[Stored data]

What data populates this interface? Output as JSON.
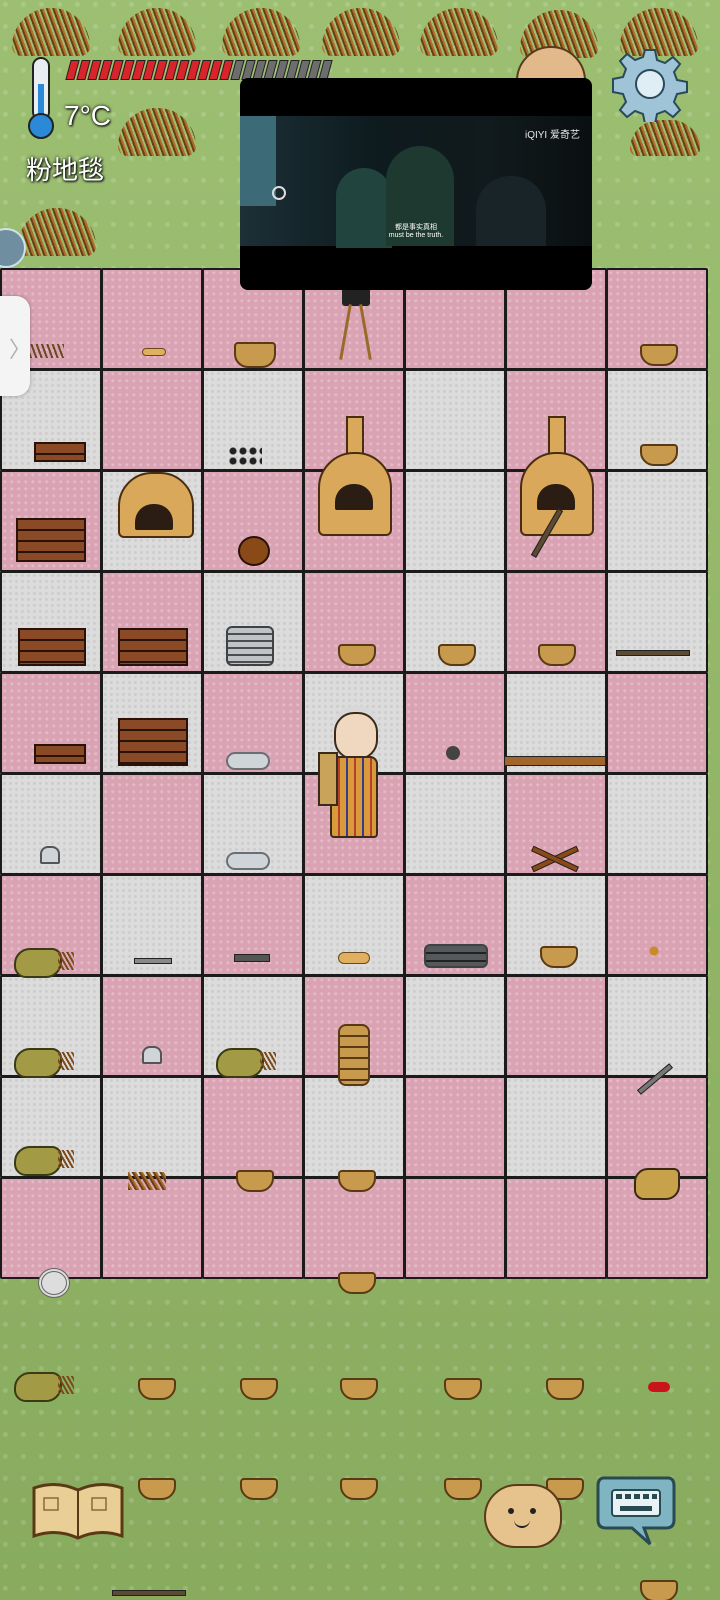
{
  "hud": {
    "temperature": "7°C",
    "tile_name": "粉地毯",
    "health_segments": 24,
    "health_filled": 15,
    "health_color": "#d8242a",
    "health_empty_color": "#6d6d6d"
  },
  "video_overlay": {
    "brand": "iQIYI 爱奇艺",
    "subtitle_cn": "都是事实真相",
    "subtitle_en": "must be the truth."
  },
  "icons": {
    "thermometer": "thermometer-icon",
    "settings": "gear-icon",
    "recipe_book": "book-icon",
    "emote": "potato-face-icon",
    "chat": "keyboard-icon",
    "side_tab": "chevron-right-icon"
  },
  "colors": {
    "pink_tile": "#d9a3b4",
    "white_tile": "#dcdcdc",
    "grass": "#8fb266"
  }
}
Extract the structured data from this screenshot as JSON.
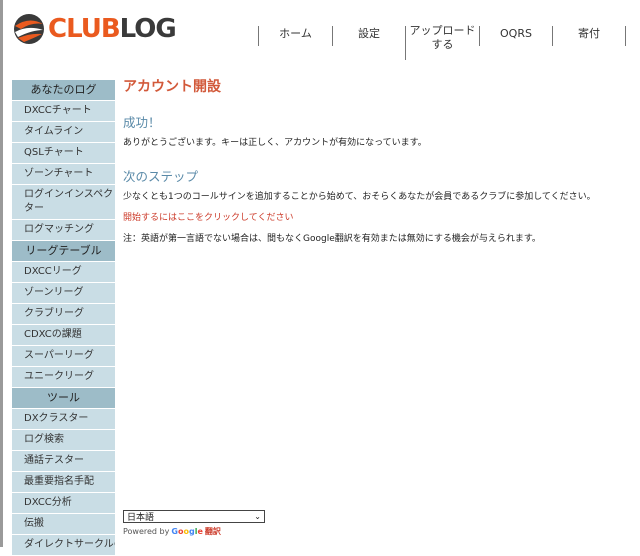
{
  "logo": {
    "club": "CLUB",
    "log": "LOG"
  },
  "nav": {
    "home": "ホーム",
    "settings": "設定",
    "upload_line1": "アップロード",
    "upload_line2": "する",
    "oqrs": "OQRS",
    "donate": "寄付"
  },
  "sidebar": {
    "sections": [
      {
        "header": "あなたのログ",
        "items": [
          "DXCCチャート",
          "タイムライン",
          "QSLチャート",
          "ゾーンチャート",
          "ログインインスペクター",
          "ログマッチング"
        ]
      },
      {
        "header": "リーグテーブル",
        "items": [
          "DXCCリーグ",
          "ゾーンリーグ",
          "クラブリーグ",
          "CDXCの課題",
          "スーパーリーグ",
          "ユニークリーグ"
        ]
      },
      {
        "header": "ツール",
        "items": [
          "DXクラスター",
          "ログ検索",
          "通話テスター",
          "最重要指名手配",
          "DXCC分析",
          "伝搬",
          "ダイレクトサークルの旅"
        ]
      }
    ]
  },
  "main": {
    "title": "アカウント開設",
    "success_heading": "成功！",
    "success_text": "ありがとうございます。キーは正しく、アカウントが有効になっています。",
    "next_heading": "次のステップ",
    "next_text": "少なくとも1つのコールサインを追加することから始めて、おそらくあなたが会員であるクラブに参加してください。",
    "start_link": "開始するにはここをクリックしてください",
    "note": "注：英語が第一言語でない場合は、間もなくGoogle翻訳を有効または無効にする機会が与えられます。"
  },
  "translate": {
    "selected_language": "日本語",
    "powered_by": "Powered by",
    "google": "Google",
    "translate_word": "翻訳"
  },
  "colors": {
    "accent_orange": "#ea5a1f",
    "title_red": "#d2593a",
    "heading_blue": "#5a8aa8",
    "sidebar_header": "#9dbcc8",
    "sidebar_item": "#c9dde5"
  }
}
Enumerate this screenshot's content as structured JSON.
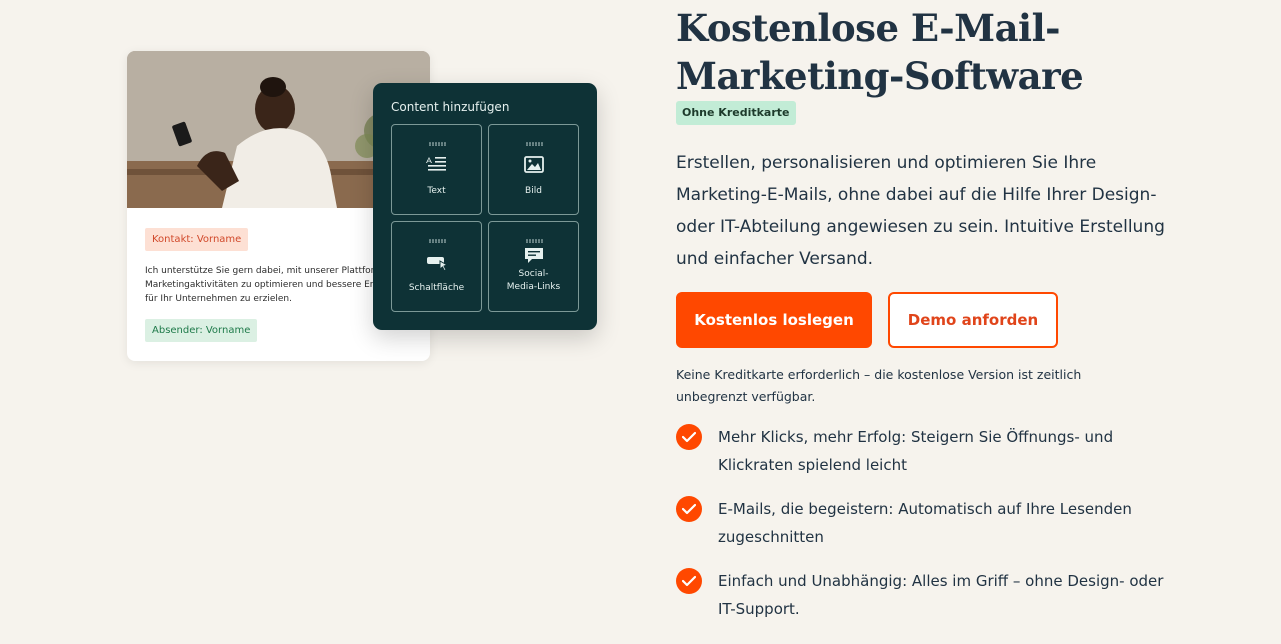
{
  "illustration": {
    "contact_tag": "Kontakt: Vorname",
    "body_text": "Ich unterstütze Sie gern dabei, mit unserer Plattform\nMarketingaktivitäten zu optimieren und bessere Erge\nfür Ihr Unternehmen zu erzielen.",
    "sender_tag": "Absender: Vorname",
    "panel": {
      "title": "Content hinzufügen",
      "tiles": [
        {
          "label": "Text",
          "icon": "text-align-icon"
        },
        {
          "label": "Bild",
          "icon": "image-icon"
        },
        {
          "label": "Schaltfläche",
          "icon": "button-cursor-icon"
        },
        {
          "label": "Social-\nMedia-Links",
          "icon": "speech-bubble-icon"
        }
      ]
    }
  },
  "hero": {
    "title": "Kostenlose E-Mail-Marketing-Software",
    "badge": "Ohne Kreditkarte",
    "lead": "Erstellen, personalisieren und optimieren Sie Ihre Marketing-E-Mails, ohne dabei auf die Hilfe Ihrer Design- oder IT-Abteilung angewiesen zu sein. Intuitive Erstellung und einfacher Versand.",
    "primary_cta": "Kostenlos loslegen",
    "secondary_cta": "Demo anforden",
    "note": "Keine Kreditkarte erforderlich – die kostenlose Version ist zeitlich unbegrenzt verfügbar.",
    "features": [
      "Mehr Klicks, mehr Erfolg: Steigern Sie Öffnungs- und Klickraten spielend leicht",
      "E-Mails, die begeistern: Automatisch auf Ihre Lesenden zugeschnitten",
      "Einfach und Unabhängig: Alles im Griff – ohne Design- oder IT-Support."
    ]
  },
  "colors": {
    "background": "#f6f3ed",
    "accent": "#ff4800",
    "panel": "#0e3236",
    "badge": "#c2ecd6"
  }
}
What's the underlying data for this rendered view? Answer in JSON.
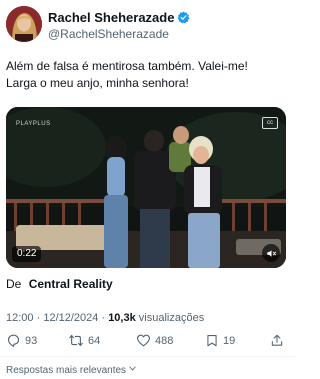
{
  "author": {
    "name": "Rachel Sheherazade",
    "handle": "@RachelSheherazade",
    "verified_color": "#1d9bf0"
  },
  "tweet": {
    "line1": "Além de falsa é mentirosa também. Valei-me!",
    "line2": "Larga o meu anjo, minha senhora!"
  },
  "media": {
    "duration": "0:22",
    "brand": "PLAYPLUS"
  },
  "source": {
    "prefix": "De",
    "name": "Central Reality"
  },
  "meta": {
    "time": "12:00",
    "separator": "·",
    "date": "12/12/2024",
    "views_count": "10,3k",
    "views_label": "visualizações"
  },
  "actions": {
    "replies": "93",
    "reposts": "64",
    "likes": "488",
    "bookmarks": "19"
  },
  "replies_sort": {
    "label": "Respostas mais relevantes"
  },
  "icons": [
    "verified-icon",
    "reply-icon",
    "repost-icon",
    "like-icon",
    "bookmark-icon",
    "share-icon",
    "mute-icon",
    "chevron-down-icon"
  ]
}
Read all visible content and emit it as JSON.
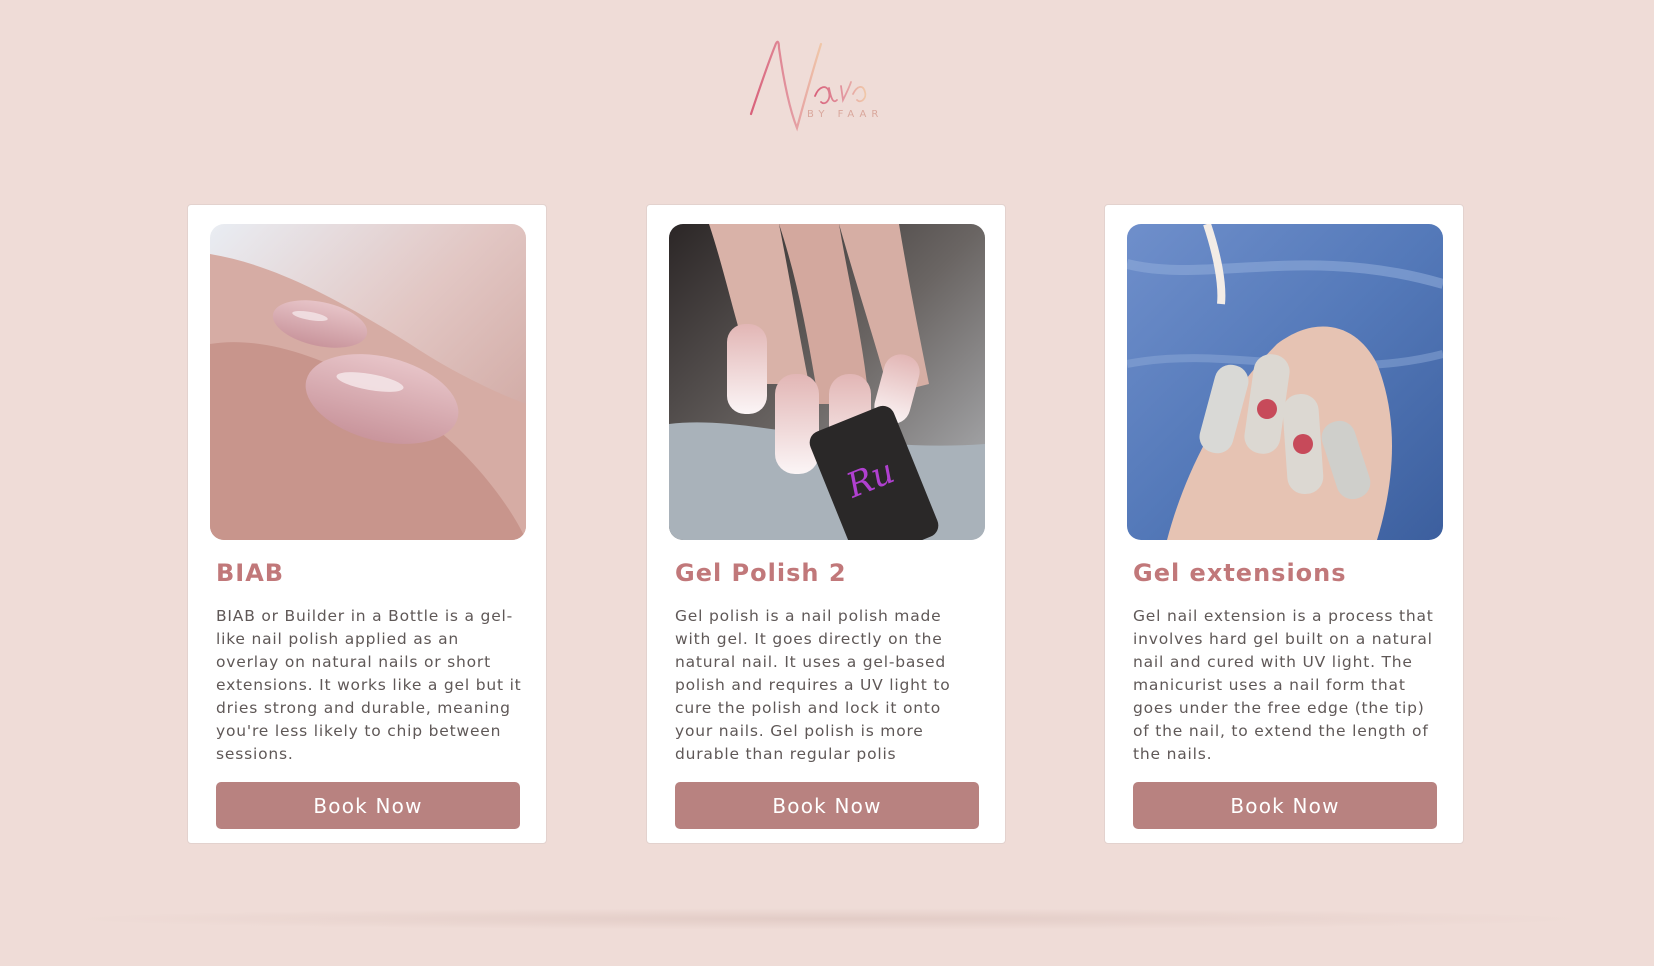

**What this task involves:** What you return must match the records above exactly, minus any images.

**Task solution:**
What data populates this interface? Output as JSON.
{
  "hud": {
    "temperature": "7°C",
    "tile_name": "粉地毯",
    "health_segments": 24,
    "health_filled": 15,
    "health_color": "#d8242a",
    "health_empty_color": "#6d6d6d"
  },
  "video_overlay": {
    "brand": "iQIYI 爱奇艺",
    "subtitle_cn": "都是事实真相",
    "subtitle_en": "must be the truth."
  },
  "icons": {
    "thermometer": "thermometer-icon",
    "settings": "gear-icon",
    "recipe_book": "book-icon",
    "emote": "potato-face-icon",
    "chat": "keyboard-icon",
    "side_tab": "chevron-right-icon"
  },
  "colors": {
    "pink_tile": "#d9a3b4",
    "white_tile": "#dcdcdc",
    "grass": "#8fb266"
  }
}
Extract the structured data from this screenshot as JSON.
{
  "logo": {
    "club": "CLUB",
    "log": "LOG"
  },
  "nav": {
    "home": "ホーム",
    "settings": "設定",
    "upload_line1": "アップロード",
    "upload_line2": "する",
    "oqrs": "OQRS",
    "donate": "寄付"
  },
  "sidebar": {
    "sections": [
      {
        "header": "あなたのログ",
        "items": [
          "DXCCチャート",
          "タイムライン",
          "QSLチャート",
          "ゾーンチャート",
          "ログインインスペクター",
          "ログマッチング"
        ]
      },
      {
        "header": "リーグテーブル",
        "items": [
          "DXCCリーグ",
          "ゾーンリーグ",
          "クラブリーグ",
          "CDXCの課題",
          "スーパーリーグ",
          "ユニークリーグ"
        ]
      },
      {
        "header": "ツール",
        "items": [
          "DXクラスター",
          "ログ検索",
          "通話テスター",
          "最重要指名手配",
          "DXCC分析",
          "伝搬",
          "ダイレクトサークルの旅"
        ]
      }
    ]
  },
  "main": {
    "title": "アカウント開設",
    "success_heading": "成功！",
    "success_text": "ありがとうございます。キーは正しく、アカウントが有効になっています。",
    "next_heading": "次のステップ",
    "next_text": "少なくとも1つのコールサインを追加することから始めて、おそらくあなたが会員であるクラブに参加してください。",
    "start_link": "開始するにはここをクリックしてください",
    "note": "注：英語が第一言語でない場合は、間もなくGoogle翻訳を有効または無効にする機会が与えられます。"
  },
  "translate": {
    "selected_language": "日本語",
    "powered_by": "Powered by",
    "google": "Google",
    "translate_word": "翻訳"
  },
  "colors": {
    "accent_orange": "#ea5a1f",
    "title_red": "#d2593a",
    "heading_blue": "#5a8aa8",
    "sidebar_header": "#9dbcc8",
    "sidebar_item": "#c9dde5"
  }
}
Enumerate this screenshot's content as structured JSON.
{
  "illustration": {
    "contact_tag": "Kontakt: Vorname",
    "body_text": "Ich unterstütze Sie gern dabei, mit unserer Plattform\nMarketingaktivitäten zu optimieren und bessere Erge\nfür Ihr Unternehmen zu erzielen.",
    "sender_tag": "Absender: Vorname",
    "panel": {
      "title": "Content hinzufügen",
      "tiles": [
        {
          "label": "Text",
          "icon": "text-align-icon"
        },
        {
          "label": "Bild",
          "icon": "image-icon"
        },
        {
          "label": "Schaltfläche",
          "icon": "button-cursor-icon"
        },
        {
          "label": "Social-\nMedia-Links",
          "icon": "speech-bubble-icon"
        }
      ]
    }
  },
  "hero": {
    "title": "Kostenlose E-Mail-Marketing-Software",
    "badge": "Ohne Kreditkarte",
    "lead": "Erstellen, personalisieren und optimieren Sie Ihre Marketing-E-Mails, ohne dabei auf die Hilfe Ihrer Design- oder IT-Abteilung angewiesen zu sein. Intuitive Erstellung und einfacher Versand.",
    "primary_cta": "Kostenlos loslegen",
    "secondary_cta": "Demo anforden",
    "note": "Keine Kreditkarte erforderlich – die kostenlose Version ist zeitlich unbegrenzt verfügbar.",
    "features": [
      "Mehr Klicks, mehr Erfolg: Steigern Sie Öffnungs- und Klickraten spielend leicht",
      "E-Mails, die begeistern: Automatisch auf Ihre Lesenden zugeschnitten",
      "Einfach und Unabhängig: Alles im Griff – ohne Design- oder IT-Support."
    ]
  },
  "colors": {
    "background": "#f6f3ed",
    "accent": "#ff4800",
    "panel": "#0e3236",
    "badge": "#c2ecd6"
  }
}
What's the underlying data for this rendered view? Answer in JSON.
{
  "author": {
    "name": "Rachel Sheherazade",
    "handle": "@RachelSheherazade",
    "verified_color": "#1d9bf0"
  },
  "tweet": {
    "line1": "Além de falsa é mentirosa também. Valei-me!",
    "line2": "Larga o meu anjo, minha senhora!"
  },
  "media": {
    "duration": "0:22",
    "brand": "PLAYPLUS"
  },
  "source": {
    "prefix": "De",
    "name": "Central Reality"
  },
  "meta": {
    "time": "12:00",
    "separator": "·",
    "date": "12/12/2024",
    "views_count": "10,3k",
    "views_label": "visualizações"
  },
  "actions": {
    "replies": "93",
    "reposts": "64",
    "likes": "488",
    "bookmarks": "19"
  },
  "replies_sort": {
    "label": "Respostas mais relevantes"
  },
  "icons": [
    "verified-icon",
    "reply-icon",
    "repost-icon",
    "like-icon",
    "bookmark-icon",
    "share-icon",
    "mute-icon",
    "chevron-down-icon"
  ]
}
Read all visible content and emit it as JSON.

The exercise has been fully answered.